"But that'd be hard, wouldn't it? Then you'd have to deal with the war and the fact that things aren't like they used to be! Then you might have to take on some responsibility. That would just kill you, wouldn't it, Ron?"
"I'm out of here," he snarled, turning to head toward home, clearly regretting ever coming.
"Fine! Run away, little boy! It's what you do best, isn't it? We all found that out during the war!"
Ron turned angrily toward her, grabbing her arm and pulling her roughly toward him until they were face to face. She could hear his angry and sharp breathing, and when he spoke it came out in a near growl, "Don't you think I know that? I lost family during the war, Hermione.
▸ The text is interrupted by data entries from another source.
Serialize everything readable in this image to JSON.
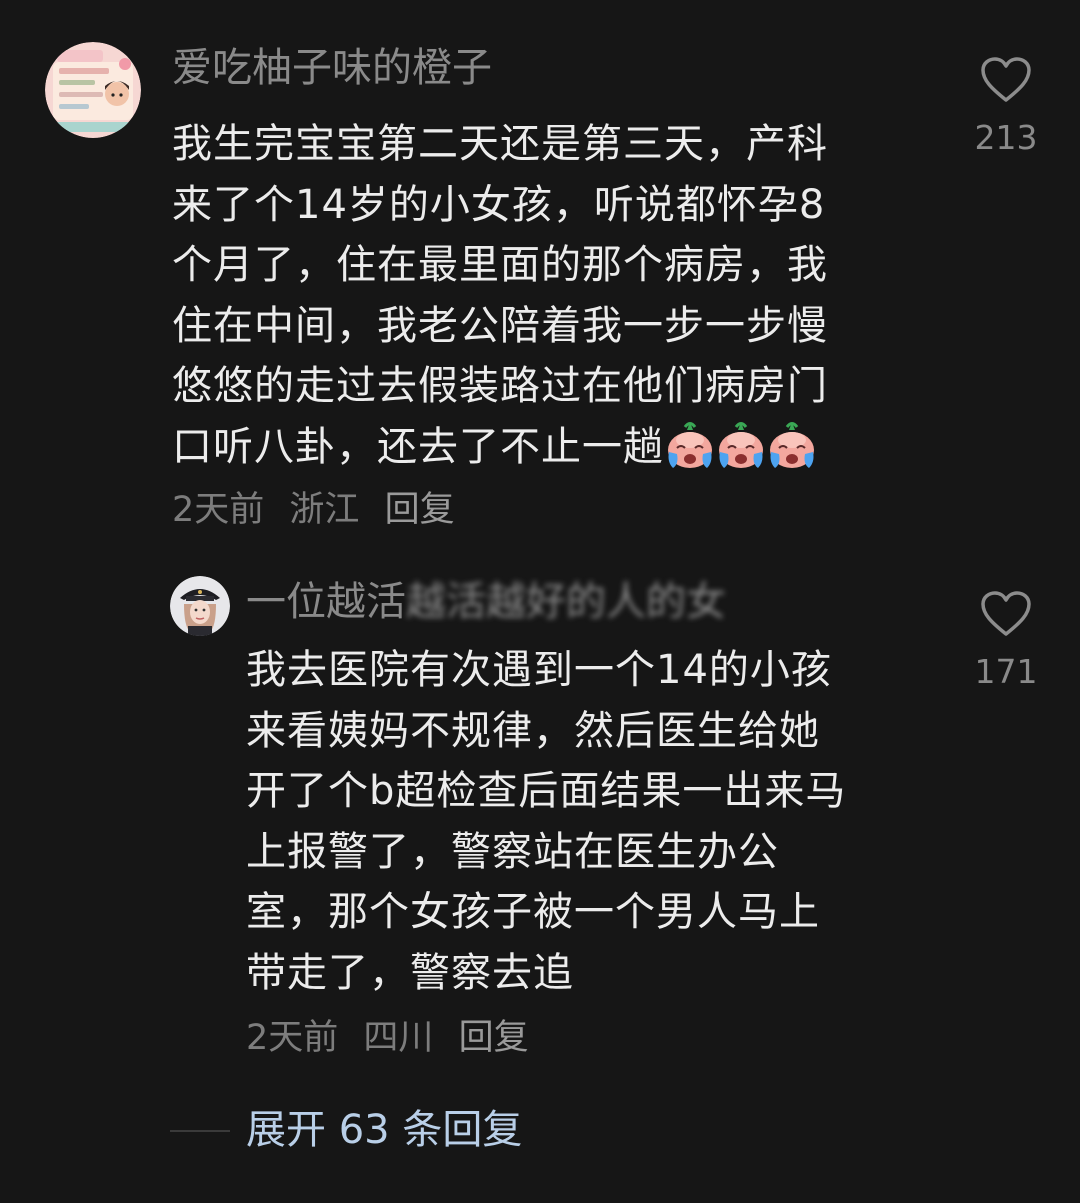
{
  "comments": [
    {
      "username": "爱吃柚子味的橙子",
      "avatar_icon": "cartoon-sticker-avatar",
      "lines": [
        "我生完宝宝第二天还是第三天，产科",
        "来了个14岁的小女孩，听说都怀孕8",
        "个月了，住在最里面的那个病房，我",
        "住在中间，我老公陪着我一步一步慢",
        "悠悠的走过去假装路过在他们病房门",
        "口听八卦，还去了不止一趟"
      ],
      "emoji": [
        "crying-face-emoji",
        "crying-face-emoji",
        "crying-face-emoji"
      ],
      "time": "2天前",
      "location": "浙江",
      "reply_label": "回复",
      "like_icon": "heart-outline-icon",
      "like_count": "213"
    },
    {
      "username_visible": "一位越活",
      "username_obscured": "越活越好的人的女",
      "avatar_icon": "girl-photo-avatar",
      "lines": [
        "我去医院有次遇到一个14的小孩",
        "来看姨妈不规律，然后医生给她",
        "开了个b超检查后面结果一出来马",
        "上报警了，警察站在医生办公",
        "室，那个女孩子被一个男人马上",
        "带走了，警察去追"
      ],
      "time": "2天前",
      "location": "四川",
      "reply_label": "回复",
      "like_icon": "heart-outline-icon",
      "like_count": "171"
    }
  ],
  "expand_replies": "展开 63 条回复",
  "colors": {
    "background": "#161616",
    "text": "#ececec",
    "secondary": "#8a8a8a",
    "link": "#b9cfe8"
  }
}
I saw friends who I'd once played wizarding chess with in the common room die on the battle field and be trampled as their own side pressed the attack forward. Yes, I want to forget, okay?"
Hermione's eyes didn't leave his face, and she said softly, "Harry can't forget, Ron."
He let go of her arm, which she absently massaged with her hand, still focused on her boyfriend, "I know. But I don't know what to say when I'm around him, and it's awkward for both of us."
"You don't want to forget about him, though, do you?"
"Of course not," he snapped, "He's my best friend. That hasn't changed. He's just not the same, Hermione. All he talks about is the war."
"Harry's still in there, Ron, and I've noticed that he's a bit more himself when you're around."
Ron sighed, his cheeks pink out of agitation or embarassment, "Maybe I will take Ginny to the game this weekend."
"I think that's a good idea. And a good start."
Ron looked away and then back at her, looking fully apologetic for the first time that night, "Do you want to stay at my flat tonight? I know you've got a few changes of clothes there, and it's actually closer to the Ministry than your place."
"I was actually . . ." She glanced at the taxi and then back at her boyfriend, biting her bottom lip as she tried to find a way not to cycle into the same argument.
"Going to visit Harry?" He asked, running a hand through his flaming red hair and shaking his head as though he couldn't believe his own patience. All of his volatile anger seemed to have left him, though, and he simply shrugged helplessly.
"I was going to take him some dinner. I worry that he's not eating enough. Your mother and I have been taking turns taking him meals. Tonight is my night."
"Yeah, okay," he turned to go and said, "I guess I'll see you . . . around, then."
"Ron! We just talked about this!" She said, catching up to him quickly and smiling, placing his hands on her waist and her own hands on his shoulders. "Come with me to see Harry. And then we can go back to your flat and I'll stay the night. Maybe I'll even call off from work tomorrow. I'm ahead on all of my work and Merlin knows I have sick days to spare."
"And we'll spend the entire day together?" Ron asked doubtfully, "No Harry?"
"Yes," she kissed him.
With a resigned sigh, he asked, "Are you going now?"
She gave him an ironic smile and said, "The cab's waiting."